[su_heading]A mini documentary about The White Roof Project which is a nonprofit organization dedicated to curbing climate change through a simple solution.

Video by Matt Dunne, Justin Baez, Eric Abram, Adam Matos, Andrew Sclafani[/su_heading]

What you can do:

Find out how you can help the cause!

 Website | Research FAQs | Facebook

Learn more about some DIY rooftop projects you can do in New Haven! The White Roof project tells you how & answers a few questions (below):

What’s cool about white paint?
This unique coating stays cooler by reflecting the sun’s rays. It’s rubbery and elastic, that means it can bend on hot days. It lasts longer than a black tar roof, it’s more durable, and when you have to re-coat it many years later you simply add another coat right on top of it. No need to rip up all the black tar.

You can save up to 40% on your electricity bill.
A black tar roof on a 90 degree day can be up to 180 degrees Fahrenheit, nearly double the temphappy consumererature of the outside air. A white rooftop on the other hand will only be around 100 degrees Fahrenheit. On the inside of the home is where you really start to feel the benefits. When you walk into your home with a white rooftop it’s actually going to be cooler than the outside air, around 80 degrees Fahrenheit. Whereas on a black rooftop it’s more like an oven, and you’ll be baking at around 115 degrees Fahrenheit. Of course you’ll immediately turn the air conditioner on, and that’s exactly why you save money when you have a white rooftop instead of a black rooftop.

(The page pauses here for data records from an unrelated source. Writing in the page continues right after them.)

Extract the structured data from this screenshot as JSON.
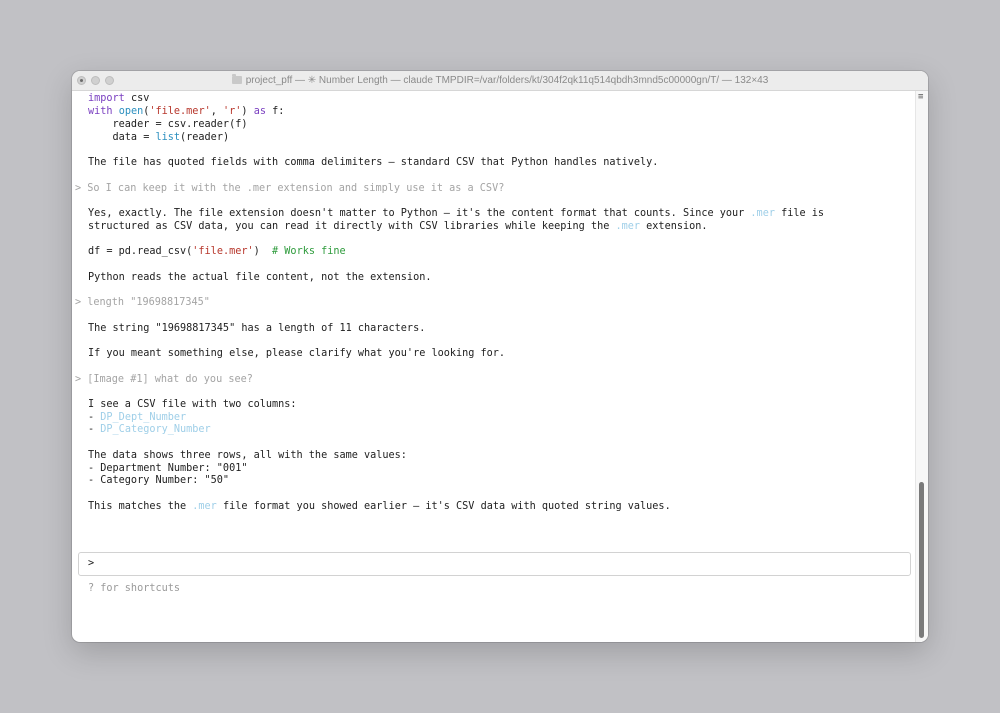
{
  "window": {
    "title": "project_pff — ✳ Number Length — claude TMPDIR=/var/folders/kt/304f2qk11q514qbdh3mnd5c00000gn/T/ — 132×43",
    "colors": {
      "desktop": "#c1c1c5",
      "keyword": "#7a3fc0",
      "function": "#2b8fbf",
      "string": "#b7362b",
      "comment": "#2e9b3c",
      "extension_highlight": "#9fcfe8"
    },
    "scroll_thumb": {
      "start_fraction": 0.71,
      "size_fraction": 0.29
    }
  },
  "transcript": {
    "code1": {
      "l1_kw": "import",
      "l1_rest": " csv",
      "l2_with": "with",
      "l2_open": "open",
      "l2_a": "(",
      "l2_s1": "'file.mer'",
      "l2_b": ", ",
      "l2_s2": "'r'",
      "l2_c": ") ",
      "l2_as": "as",
      "l2_d": " f:",
      "l3": "    reader = csv.reader(f)",
      "l4_a": "    data = ",
      "l4_list": "list",
      "l4_b": "(reader)"
    },
    "note1": "The file has quoted fields with comma delimiters – standard CSV that Python handles natively.",
    "prompt1": "> So I can keep it with the .mer extension and simply use it as a CSV?",
    "answer1_a": "Yes, exactly. The file extension doesn't matter to Python – it's the content format that counts. Since your ",
    "answer1_ext1": ".mer",
    "answer1_b": " file is",
    "answer1_c": "structured as CSV data, you can read it directly with CSV libraries while keeping the ",
    "answer1_ext2": ".mer",
    "answer1_d": " extension.",
    "code2_a": "df = pd.read_csv(",
    "code2_str": "'file.mer'",
    "code2_b": ")  ",
    "code2_comment": "# Works fine",
    "note2": "Python reads the actual file content, not the extension.",
    "prompt2": "> length \"19698817345\"",
    "answer2": "The string \"19698817345\" has a length of 11 characters.",
    "answer2b": "If you meant something else, please clarify what you're looking for.",
    "prompt3": "> [Image #1] what do you see?",
    "answer3": "I see a CSV file with two columns:",
    "col1_dash": "- ",
    "col1": "DP_Dept_Number",
    "col2_dash": "- ",
    "col2": "DP_Category_Number",
    "data_intro": "The data shows three rows, all with the same values:",
    "data1": "- Department Number: \"001\"",
    "data2": "- Category Number: \"50\"",
    "final_a": "This matches the ",
    "final_ext": ".mer",
    "final_b": " file format you showed earlier – it's CSV data with quoted string values."
  },
  "input": {
    "prompt_char": ">",
    "hint": "? for shortcuts"
  }
}
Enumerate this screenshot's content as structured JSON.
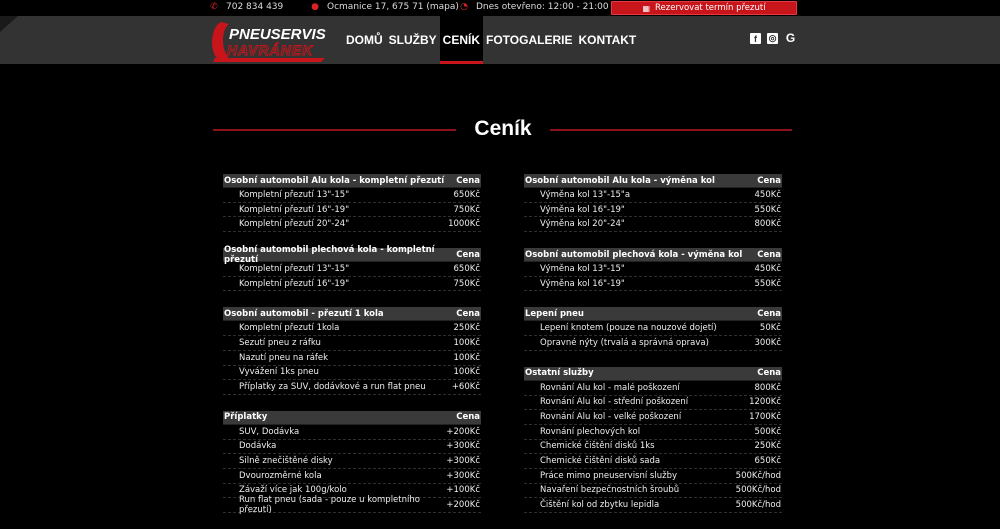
{
  "topbar": {
    "phone": "702 834 439",
    "address": "Ocmanice 17, 675 71 (mapa)",
    "hours": "Dnes otevřeno: 12:00 - 21:00",
    "reserve_label": "Rezervovat termín přezutí"
  },
  "logo": {
    "line1": "PNEUSERVIS",
    "line2": "HAVRÁNEK"
  },
  "nav": [
    {
      "label": "DOMŮ",
      "active": false
    },
    {
      "label": "SLUŽBY",
      "active": false
    },
    {
      "label": "CENÍK",
      "active": true
    },
    {
      "label": "FOTOGALERIE",
      "active": false
    },
    {
      "label": "KONTAKT",
      "active": false
    }
  ],
  "page_title": "Ceník",
  "colors": {
    "accent": "#c8141b",
    "header_bg": "#333333",
    "section_bg": "#3a3a3a"
  },
  "left_sections": [
    {
      "title": "Osobní automobil Alu kola - kompletní přezutí",
      "price_header": "Cena",
      "rows": [
        {
          "name": "Kompletní přezutí 13\"-15\"",
          "price": "650Kč"
        },
        {
          "name": "Kompletní přezutí 16\"-19\"",
          "price": "750Kč"
        },
        {
          "name": "Kompletní přezutí 20\"-24\"",
          "price": "1000Kč"
        }
      ]
    },
    {
      "title": "Osobní automobil plechová kola - kompletní přezutí",
      "price_header": "Cena",
      "rows": [
        {
          "name": "Kompletní přezutí 13\"-15\"",
          "price": "650Kč"
        },
        {
          "name": "Kompletní přezutí 16\"-19\"",
          "price": "750Kč"
        }
      ]
    },
    {
      "title": "Osobní automobil - přezutí 1 kola",
      "price_header": "Cena",
      "rows": [
        {
          "name": "Kompletní přezutí 1kola",
          "price": "250Kč"
        },
        {
          "name": "Sezutí pneu z ráfku",
          "price": "100Kč"
        },
        {
          "name": "Nazutí pneu na ráfek",
          "price": "100Kč"
        },
        {
          "name": "Vyvážení 1ks pneu",
          "price": "100Kč"
        },
        {
          "name": "Příplatky za SUV, dodávkové a run flat pneu",
          "price": "+60Kč"
        }
      ]
    },
    {
      "title": "Příplatky",
      "price_header": "Cena",
      "rows": [
        {
          "name": "SUV, Dodávka",
          "price": "+200Kč"
        },
        {
          "name": "Dodávka",
          "price": "+300Kč"
        },
        {
          "name": "Silně znečištěné disky",
          "price": "+300Kč"
        },
        {
          "name": "Dvourozměrné kola",
          "price": "+300Kč"
        },
        {
          "name": "Závaží více jak 100g/kolo",
          "price": "+100Kč"
        },
        {
          "name": "Run flat pneu (sada - pouze u kompletního přezutí)",
          "price": "+200Kč"
        }
      ]
    }
  ],
  "right_sections": [
    {
      "title": "Osobní automobil Alu kola - výměna kol",
      "price_header": "Cena",
      "rows": [
        {
          "name": "Výměna kol 13\"-15\"a",
          "price": "450Kč"
        },
        {
          "name": "Výměna kol 16\"-19\"",
          "price": "550Kč"
        },
        {
          "name": "Výměna kol 20\"-24\"",
          "price": "800Kč"
        }
      ]
    },
    {
      "title": "Osobní automobil plechová kola - výměna kol",
      "price_header": "Cena",
      "rows": [
        {
          "name": "Výměna kol 13\"-15\"",
          "price": "450Kč"
        },
        {
          "name": "Výměna kol 16\"-19\"",
          "price": "550Kč"
        }
      ]
    },
    {
      "title": "Lepení pneu",
      "price_header": "Cena",
      "rows": [
        {
          "name": "Lepení knotem (pouze na nouzové dojetí)",
          "price": "50Kč"
        },
        {
          "name": "Opravné nýty (trvalá a správná oprava)",
          "price": "300Kč"
        }
      ]
    },
    {
      "title": "Ostatní služby",
      "price_header": "Cena",
      "rows": [
        {
          "name": "Rovnání Alu kol - malé poškození",
          "price": "800Kč"
        },
        {
          "name": "Rovnání Alu kol - střední poškození",
          "price": "1200Kč"
        },
        {
          "name": "Rovnání Alu kol - velké poškození",
          "price": "1700Kč"
        },
        {
          "name": "Rovnání plechových kol",
          "price": "500Kč"
        },
        {
          "name": "Chemické čištění disků 1ks",
          "price": "250Kč"
        },
        {
          "name": "Chemické čištění disků sada",
          "price": "650Kč"
        },
        {
          "name": "Práce mimo pneuservisní služby",
          "price": "500Kč/hod"
        },
        {
          "name": "Navaření bezpečnostních šroubů",
          "price": "500Kč/hod"
        },
        {
          "name": "Čištění kol od zbytku lepidla",
          "price": "500Kč/hod"
        }
      ]
    }
  ]
}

It reflects sunlight.
The funny thing about the idea is that it’s just so simple. Think about it. When you walk out on a hot day with a black shirt on, you get hotter. It’s because the black shirt is absorbing the rays of the sun. Well, when you wear a white shirt the opposite is true, you are literally reflecting the sun’s rays and are cooler because of it. The same is true of a rooftop. When you have a white roof you reflect up to 85% or more of the sun’s rays. On a black rooftop you only reflect around 20%, major setback for you and the environment.

It reduces smog.
Heat trapping raises ambient air temperatures and causes additional smog to become stuck in our cities. This lowers air quality and causes the summer smog domes that can be observed around American metropolises. White rooftops can help alleviate some of that heat trapping, and if implemented on a large scale could lower air temperatures and reduce smog in our cities. A black rooftop keeps smog in and makes it harder for us all to breathe.

cityscape on globe

It keeps rain cool.
Something people don’t talk about often enough is how much hotter rain water is in the summer. That’s because black rooftops are really hot, and when rain hits them they get cooled down. What do you think absorbs that heat? The rainwater that is going straight down into sewers and directly back into our waterways. In fact a black rooftop can actually make storm water up to 30 degrees Fahrenheit hotter! A temperature reading of a river on the surface of the water shows that it can be up to 8 degrees Fahrenheit warmer right after a storm. Heating up our waters is bad and destructive.


Want more white rooftops in #nhv?

The White Roof Project is recruiting new buildings, communities, neighborhood partners (and even new cities) all year long. To identify a building or learn more about working with the organization, email info [@] whiteroofproject.org.